Participants included 124 preschool children with mild to moderate CKD, aged 12 to 68 months (median = 3.7 years), and an associated mean glomerular filtration rate (GFR) of 50.0 mL·min−1·1.73 m−2. In addition to level of function and percent of participants scoring ≥1 SD below the test mean, regression models examined the associations between biomarkers of CKD (GFR, anemia, hypertension, seizures, and abnormal birth history), and developmental level/IQ, attention regulation, and parent ratings of executive functions, social-behavior, and adaptive behaviors.
Median scores for all measures were in the average range; however, 27% were deemed at risk for a developmental level/IQ <85, 20% were at-risk for attention variability, and parent ratings indicated 30% and 37% to be at risk for executive dysfunction and adaptive behavior problems, respectively. Approximately 43% were deemed at risk on 2 or more measures. None of the disease-related variables were significantly associated with these outcomes, although the presence of hypertension approached significance for attention variability (p < .09). Abnormal birth history and lower maternal education were significantly related to lower developmental level/IQ; seizures were related to lower parental ratings of executive function and adaptive behavior; and abnormal birth history was significantly related to lower ratings of adaptive behavior.
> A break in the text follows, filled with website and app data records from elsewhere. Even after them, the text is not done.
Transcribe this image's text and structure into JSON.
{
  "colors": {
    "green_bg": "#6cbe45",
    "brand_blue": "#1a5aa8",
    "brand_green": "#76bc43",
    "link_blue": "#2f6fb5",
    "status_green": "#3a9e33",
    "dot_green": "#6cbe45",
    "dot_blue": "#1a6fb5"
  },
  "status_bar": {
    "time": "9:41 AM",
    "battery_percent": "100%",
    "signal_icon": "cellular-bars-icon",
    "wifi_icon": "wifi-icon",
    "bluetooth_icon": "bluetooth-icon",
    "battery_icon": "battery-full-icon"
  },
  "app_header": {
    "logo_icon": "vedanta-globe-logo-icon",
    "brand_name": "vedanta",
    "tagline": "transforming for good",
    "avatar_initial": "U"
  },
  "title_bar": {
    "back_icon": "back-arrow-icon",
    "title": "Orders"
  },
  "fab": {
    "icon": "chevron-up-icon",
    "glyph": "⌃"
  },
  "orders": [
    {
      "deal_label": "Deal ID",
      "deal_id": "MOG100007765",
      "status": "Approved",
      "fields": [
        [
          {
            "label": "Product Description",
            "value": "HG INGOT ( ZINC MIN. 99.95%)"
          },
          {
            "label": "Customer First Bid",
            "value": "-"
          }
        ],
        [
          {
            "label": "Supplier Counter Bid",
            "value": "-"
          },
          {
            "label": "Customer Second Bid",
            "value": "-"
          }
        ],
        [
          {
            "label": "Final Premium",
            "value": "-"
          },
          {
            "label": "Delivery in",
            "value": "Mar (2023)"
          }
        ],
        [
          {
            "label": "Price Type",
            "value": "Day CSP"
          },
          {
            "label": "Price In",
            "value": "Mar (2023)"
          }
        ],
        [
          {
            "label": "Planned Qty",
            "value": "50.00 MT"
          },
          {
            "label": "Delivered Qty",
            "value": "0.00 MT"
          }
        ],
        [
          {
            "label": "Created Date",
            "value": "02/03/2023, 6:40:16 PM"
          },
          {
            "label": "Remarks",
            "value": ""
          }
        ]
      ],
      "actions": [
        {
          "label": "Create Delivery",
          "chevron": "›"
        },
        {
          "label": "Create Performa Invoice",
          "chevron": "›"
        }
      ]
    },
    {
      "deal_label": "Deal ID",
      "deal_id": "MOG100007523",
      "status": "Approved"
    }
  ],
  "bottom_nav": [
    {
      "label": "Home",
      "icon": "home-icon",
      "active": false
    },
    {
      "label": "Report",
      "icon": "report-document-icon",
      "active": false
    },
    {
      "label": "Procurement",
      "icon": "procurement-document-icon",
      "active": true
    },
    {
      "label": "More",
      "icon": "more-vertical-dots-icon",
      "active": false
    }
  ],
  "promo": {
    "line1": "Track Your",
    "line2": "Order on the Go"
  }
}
When predicting risk status, the logistic regression did evidence both higher GFR and the lack of anemia to be associated with more intact developmental level/IQ.
These findings suggest relatively intact functioning for preschool children with mild to moderate CKD, but the need for ongoing developmental surveillance in this population remains warranted, particularly for those with abnormal birth histories, seizures, and heightened disease severity.
*University of North Carolina School of Medicine, Chapel Hill, NC;
†Johns Hopkins Medical Institute, Baltimore, MD;
‡Children's Mercy, Kansas City, MO;
§University of Maryland School of Medicine, Baltimore, MD;
‖Montefiore Medical Center, Albert Einstein College of Medicine, Bronx, NY;
¶University of Rochester, Rochester, NY;
**Johns Hopkins School of Public Health, Baltimore, MD;
††University of Michigan School of Medicine, Ann Arbor, MI;
‡‡Roseman University College of Medicine, Las Vegas, NV;
§§Children's Hospital of Philadelphia, Philadelphia, PA.
Address for reprints: Stephen R. Hooper, PhD, Departments of Allied Health Sciences and Psychiatry, CB#4120, University of North Carolina School of Medicine, Chapel Hill, NC 27599-4120; e-mail: Stephen_hooper@med.unc.edu.
S. R. Hooper, has received funding from Children's Hospital of Philadelphia as a Consultant to the NiCKS Project funded by The Commonwealth Universal Research Enhancement Grant with the Pennsylvania Department of Health (#SAP 4100054843).
Disclosure: The authors declare no conflict of interest.
Received June 15, 2015
Accepted December 15, 2015